_Aim of the exercise_. For the listing below, work out how many lines hold the word "description" and give that number by itself.
* * * *
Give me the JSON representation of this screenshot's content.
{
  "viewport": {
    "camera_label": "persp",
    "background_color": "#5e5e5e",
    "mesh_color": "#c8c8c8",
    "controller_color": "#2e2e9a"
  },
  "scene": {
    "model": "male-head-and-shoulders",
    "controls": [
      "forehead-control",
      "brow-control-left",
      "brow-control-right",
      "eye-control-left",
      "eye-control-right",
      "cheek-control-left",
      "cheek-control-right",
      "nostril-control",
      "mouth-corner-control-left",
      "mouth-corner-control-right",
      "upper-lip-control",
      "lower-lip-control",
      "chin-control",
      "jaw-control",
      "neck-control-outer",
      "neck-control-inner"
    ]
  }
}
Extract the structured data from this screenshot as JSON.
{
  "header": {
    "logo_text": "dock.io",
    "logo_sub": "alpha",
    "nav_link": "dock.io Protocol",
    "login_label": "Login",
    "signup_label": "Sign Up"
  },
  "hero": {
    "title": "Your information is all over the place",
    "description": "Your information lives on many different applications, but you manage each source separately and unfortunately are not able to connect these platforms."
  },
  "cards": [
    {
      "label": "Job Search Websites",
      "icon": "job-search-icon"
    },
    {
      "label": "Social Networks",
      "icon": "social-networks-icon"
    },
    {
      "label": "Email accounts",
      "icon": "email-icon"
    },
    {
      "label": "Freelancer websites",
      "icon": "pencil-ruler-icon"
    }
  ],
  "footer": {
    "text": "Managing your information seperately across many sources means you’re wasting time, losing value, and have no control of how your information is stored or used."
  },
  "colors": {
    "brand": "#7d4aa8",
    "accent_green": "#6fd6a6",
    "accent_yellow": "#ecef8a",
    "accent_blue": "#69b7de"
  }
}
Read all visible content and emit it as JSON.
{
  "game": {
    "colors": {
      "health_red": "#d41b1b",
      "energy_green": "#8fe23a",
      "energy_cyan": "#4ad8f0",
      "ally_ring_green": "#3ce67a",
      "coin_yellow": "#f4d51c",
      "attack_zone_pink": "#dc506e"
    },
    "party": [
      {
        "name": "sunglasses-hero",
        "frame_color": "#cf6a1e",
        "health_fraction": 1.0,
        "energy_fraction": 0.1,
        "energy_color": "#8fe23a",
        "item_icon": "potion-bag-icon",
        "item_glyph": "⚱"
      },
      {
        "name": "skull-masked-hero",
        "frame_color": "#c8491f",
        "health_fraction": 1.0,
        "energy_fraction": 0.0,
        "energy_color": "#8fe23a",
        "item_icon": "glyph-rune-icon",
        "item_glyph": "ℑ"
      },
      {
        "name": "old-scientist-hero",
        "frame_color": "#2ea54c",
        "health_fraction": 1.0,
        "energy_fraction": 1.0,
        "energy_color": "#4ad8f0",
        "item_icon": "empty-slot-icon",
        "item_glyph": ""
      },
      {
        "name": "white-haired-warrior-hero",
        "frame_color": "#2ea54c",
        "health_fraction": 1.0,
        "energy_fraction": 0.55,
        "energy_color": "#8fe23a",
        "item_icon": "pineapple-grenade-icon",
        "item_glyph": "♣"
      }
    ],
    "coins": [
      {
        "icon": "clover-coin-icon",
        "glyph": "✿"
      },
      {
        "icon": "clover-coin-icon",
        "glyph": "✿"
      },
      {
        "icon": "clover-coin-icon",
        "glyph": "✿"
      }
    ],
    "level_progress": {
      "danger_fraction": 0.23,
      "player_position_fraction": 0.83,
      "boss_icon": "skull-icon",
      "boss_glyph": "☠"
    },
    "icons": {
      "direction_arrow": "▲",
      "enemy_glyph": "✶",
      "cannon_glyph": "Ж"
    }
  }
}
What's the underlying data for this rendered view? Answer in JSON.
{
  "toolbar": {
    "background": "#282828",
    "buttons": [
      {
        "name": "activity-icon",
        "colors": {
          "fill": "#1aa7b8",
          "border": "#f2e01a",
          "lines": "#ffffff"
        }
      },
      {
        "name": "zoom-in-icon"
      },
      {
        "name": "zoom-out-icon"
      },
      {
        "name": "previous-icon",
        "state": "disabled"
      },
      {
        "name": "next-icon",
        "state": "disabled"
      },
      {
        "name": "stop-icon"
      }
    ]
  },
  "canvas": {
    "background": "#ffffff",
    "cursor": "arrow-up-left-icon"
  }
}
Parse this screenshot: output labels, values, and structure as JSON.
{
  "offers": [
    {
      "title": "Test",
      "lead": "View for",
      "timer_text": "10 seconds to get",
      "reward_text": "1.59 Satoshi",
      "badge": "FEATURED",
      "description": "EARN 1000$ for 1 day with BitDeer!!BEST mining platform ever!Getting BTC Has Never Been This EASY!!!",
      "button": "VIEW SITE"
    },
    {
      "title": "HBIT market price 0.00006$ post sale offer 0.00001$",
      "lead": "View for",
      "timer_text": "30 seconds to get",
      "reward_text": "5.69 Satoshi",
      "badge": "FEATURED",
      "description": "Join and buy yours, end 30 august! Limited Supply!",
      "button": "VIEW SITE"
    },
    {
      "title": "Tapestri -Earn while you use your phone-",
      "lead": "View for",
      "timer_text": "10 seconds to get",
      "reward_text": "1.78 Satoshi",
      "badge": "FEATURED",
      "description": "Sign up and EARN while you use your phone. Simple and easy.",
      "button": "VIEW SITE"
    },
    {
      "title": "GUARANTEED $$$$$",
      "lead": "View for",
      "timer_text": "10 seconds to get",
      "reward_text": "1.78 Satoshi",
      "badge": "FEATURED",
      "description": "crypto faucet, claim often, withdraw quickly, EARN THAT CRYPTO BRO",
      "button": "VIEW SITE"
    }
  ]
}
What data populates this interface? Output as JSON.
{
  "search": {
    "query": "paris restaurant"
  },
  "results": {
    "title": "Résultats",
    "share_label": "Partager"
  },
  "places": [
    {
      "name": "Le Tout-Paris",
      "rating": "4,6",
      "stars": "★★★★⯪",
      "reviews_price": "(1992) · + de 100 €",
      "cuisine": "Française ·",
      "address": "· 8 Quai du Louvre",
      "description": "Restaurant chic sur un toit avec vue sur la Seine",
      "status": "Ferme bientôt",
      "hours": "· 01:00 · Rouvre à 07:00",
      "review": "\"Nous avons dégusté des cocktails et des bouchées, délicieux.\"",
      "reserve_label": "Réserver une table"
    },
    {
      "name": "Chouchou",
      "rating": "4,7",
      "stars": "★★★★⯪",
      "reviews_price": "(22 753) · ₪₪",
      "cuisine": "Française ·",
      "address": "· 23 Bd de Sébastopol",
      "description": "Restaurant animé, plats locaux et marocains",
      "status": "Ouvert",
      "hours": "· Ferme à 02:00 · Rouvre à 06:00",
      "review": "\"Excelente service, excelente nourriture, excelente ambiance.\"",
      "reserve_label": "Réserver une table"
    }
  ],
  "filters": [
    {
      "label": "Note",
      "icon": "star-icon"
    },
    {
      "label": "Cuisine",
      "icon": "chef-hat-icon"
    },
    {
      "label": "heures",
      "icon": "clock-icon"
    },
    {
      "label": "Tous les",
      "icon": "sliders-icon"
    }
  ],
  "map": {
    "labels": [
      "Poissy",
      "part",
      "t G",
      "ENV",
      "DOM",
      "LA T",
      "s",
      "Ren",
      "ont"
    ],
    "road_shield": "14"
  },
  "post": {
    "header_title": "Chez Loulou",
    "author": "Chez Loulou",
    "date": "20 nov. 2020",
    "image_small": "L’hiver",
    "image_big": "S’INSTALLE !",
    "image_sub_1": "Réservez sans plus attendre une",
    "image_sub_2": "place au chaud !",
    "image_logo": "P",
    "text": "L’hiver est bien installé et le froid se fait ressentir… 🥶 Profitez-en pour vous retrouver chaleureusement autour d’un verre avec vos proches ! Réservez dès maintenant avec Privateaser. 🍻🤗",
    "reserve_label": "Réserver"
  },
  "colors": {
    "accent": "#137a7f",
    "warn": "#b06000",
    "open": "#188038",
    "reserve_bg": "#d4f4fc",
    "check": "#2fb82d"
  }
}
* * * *
_Your solution_. 7